Records for this exercise –
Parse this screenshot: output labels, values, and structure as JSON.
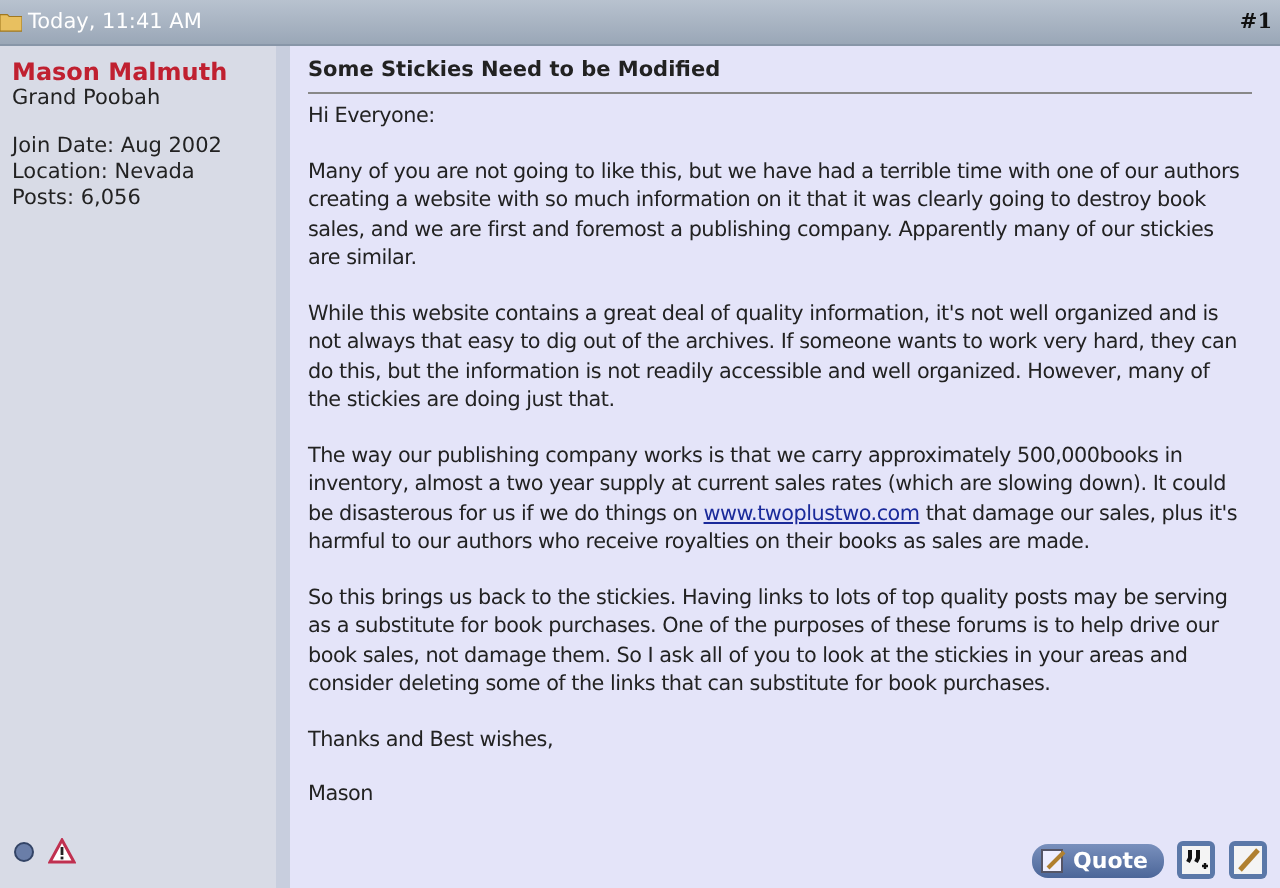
{
  "header": {
    "date": "Today, 11:41 AM",
    "post_number": "#1"
  },
  "user": {
    "name": "Mason Malmuth",
    "rank": "Grand Poobah",
    "details": [
      "Join Date: Aug 2002",
      "Location: Nevada",
      "Posts: 6,056"
    ]
  },
  "post": {
    "title": "Some Stickies Need to be Modified",
    "paragraphs": [
      [
        {
          "kind": "text",
          "text": "Hi Everyone:"
        }
      ],
      [
        {
          "kind": "text",
          "text": "Many of you are not going to like this, but we have had a terrible time with one of our authors creating a website with so much information on it that it was clearly going to destroy book sales, and we are first and foremost a publishing company. Apparently many of our stickies are similar."
        }
      ],
      [
        {
          "kind": "text",
          "text": "While this website contains a great deal of quality information, it's not well organized and is not always that easy to dig out of the archives. If someone wants to work very hard, they can do this, but the information is not readily accessible and well organized. However, many of the stickies are doing just that."
        }
      ],
      [
        {
          "kind": "text",
          "text": "The way our publishing company works is that we carry approximately 500,000books in inventory, almost a two year supply at current sales rates (which are slowing down). It could be disasterous for us if we do things on "
        },
        {
          "kind": "link",
          "text": "www.twoplustwo.com"
        },
        {
          "kind": "text",
          "text": " that damage our sales, plus it's harmful to our authors who receive royalties on their books as sales are made."
        }
      ],
      [
        {
          "kind": "text",
          "text": "So this brings us back to the stickies. Having links to lots of top quality posts may be serving as a substitute for book purchases. One of the purposes of these forums is to help drive our book sales, not damage them. So I ask all of you to look at the stickies in your areas and consider deleting some of the links that can substitute for book purchases."
        }
      ],
      [
        {
          "kind": "text",
          "text": "Thanks and Best wishes,"
        }
      ],
      [
        {
          "kind": "text",
          "text": "Mason"
        }
      ]
    ]
  },
  "buttons": {
    "quote": "Quote"
  }
}
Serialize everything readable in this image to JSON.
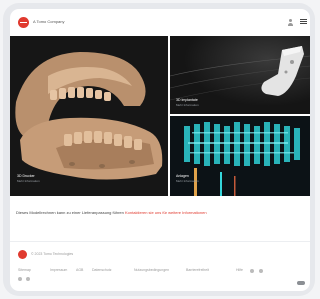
{
  "header": {
    "brand": "A Tomo Company"
  },
  "tiles": [
    {
      "caption": "3D Drucker",
      "sub": "Mehr Information"
    },
    {
      "caption": "3D Implantate",
      "sub": "Mehr Information"
    },
    {
      "caption": "Anlagen",
      "sub": "Mehr Information"
    }
  ],
  "notice": {
    "text": "Dieses Modellrechnen kann zu einer Lieferanpassung führen",
    "link": "Kontaktieren sie uns für weitere Informationen"
  },
  "footer": {
    "brand": "© 2023 Tomo Technologies",
    "links": [
      "Sitemap",
      "Impressum",
      "AGB",
      "Datenschutz",
      "Nutzungsbedingungen",
      "Barrierefreiheit",
      "Hilfe"
    ]
  },
  "colors": {
    "accent": "#e03a2f"
  }
}
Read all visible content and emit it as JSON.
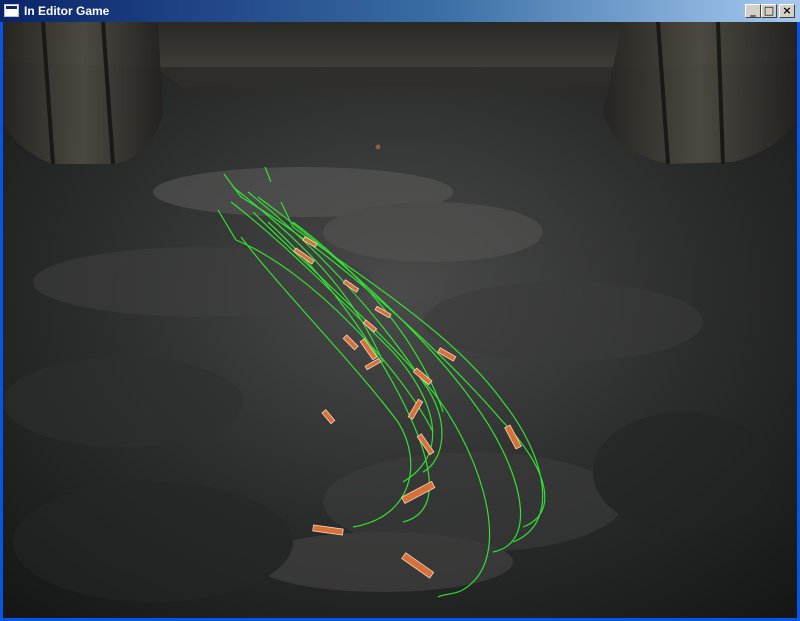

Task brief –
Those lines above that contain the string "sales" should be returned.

The completed task –
          "text": "Many of you are not going to like this, but we have had a terrible time with one of our authors creating a website with so much information on it that it was clearly going to destroy book sales, and we are first and foremost a publishing company. Apparently many of our stickies are similar."
          "text": "The way our publishing company works is that we carry approximately 500,000books in inventory, almost a two year supply at current sales rates (which are slowing down). It could be disasterous for us if we do things on "
          "text": " that damage our sales, plus it's harmful to our authors who receive royalties on their books as sales are made."
          "text": "So this brings us back to the stickies. Having links to lots of top quality posts may be serving as a substitute for book purchases. One of the purposes of these forums is to help drive our book sales, not damage them. So I ask all of you to look at the stickies in your areas and consider deleting some of the links that can substitute for book purchases."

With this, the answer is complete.